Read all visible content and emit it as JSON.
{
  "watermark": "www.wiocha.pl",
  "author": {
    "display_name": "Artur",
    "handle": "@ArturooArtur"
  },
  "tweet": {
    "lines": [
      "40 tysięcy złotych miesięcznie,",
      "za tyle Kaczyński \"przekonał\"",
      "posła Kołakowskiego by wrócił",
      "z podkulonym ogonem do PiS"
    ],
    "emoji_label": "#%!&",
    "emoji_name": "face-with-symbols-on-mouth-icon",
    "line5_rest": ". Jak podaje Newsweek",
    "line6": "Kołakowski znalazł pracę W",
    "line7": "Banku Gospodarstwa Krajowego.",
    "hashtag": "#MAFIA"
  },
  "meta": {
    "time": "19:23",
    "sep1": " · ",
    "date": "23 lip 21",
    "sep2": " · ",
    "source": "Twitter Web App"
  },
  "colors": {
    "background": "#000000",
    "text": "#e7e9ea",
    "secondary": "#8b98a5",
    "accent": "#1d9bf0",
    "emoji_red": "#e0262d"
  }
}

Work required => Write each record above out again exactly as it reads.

Solution for this task =>
Read all visible content and emit it as JSON.
{
  "watermark": "www.wiocha.pl",
  "author": {
    "display_name": "Artur",
    "handle": "@ArturooArtur"
  },
  "tweet": {
    "lines": [
      "40 tysięcy złotych miesięcznie,",
      "za tyle Kaczyński \"przekonał\"",
      "posła Kołakowskiego by wrócił",
      "z podkulonym ogonem do PiS"
    ],
    "emoji_label": "#%!&",
    "emoji_name": "face-with-symbols-on-mouth-icon",
    "line5_rest": ". Jak podaje Newsweek",
    "line6": "Kołakowski znalazł pracę W",
    "line7": "Banku Gospodarstwa Krajowego.",
    "hashtag": "#MAFIA"
  },
  "meta": {
    "time": "19:23",
    "sep1": " · ",
    "date": "23 lip 21",
    "sep2": " · ",
    "source": "Twitter Web App"
  },
  "colors": {
    "background": "#000000",
    "text": "#e7e9ea",
    "secondary": "#8b98a5",
    "accent": "#1d9bf0",
    "emoji_red": "#e0262d"
  }
}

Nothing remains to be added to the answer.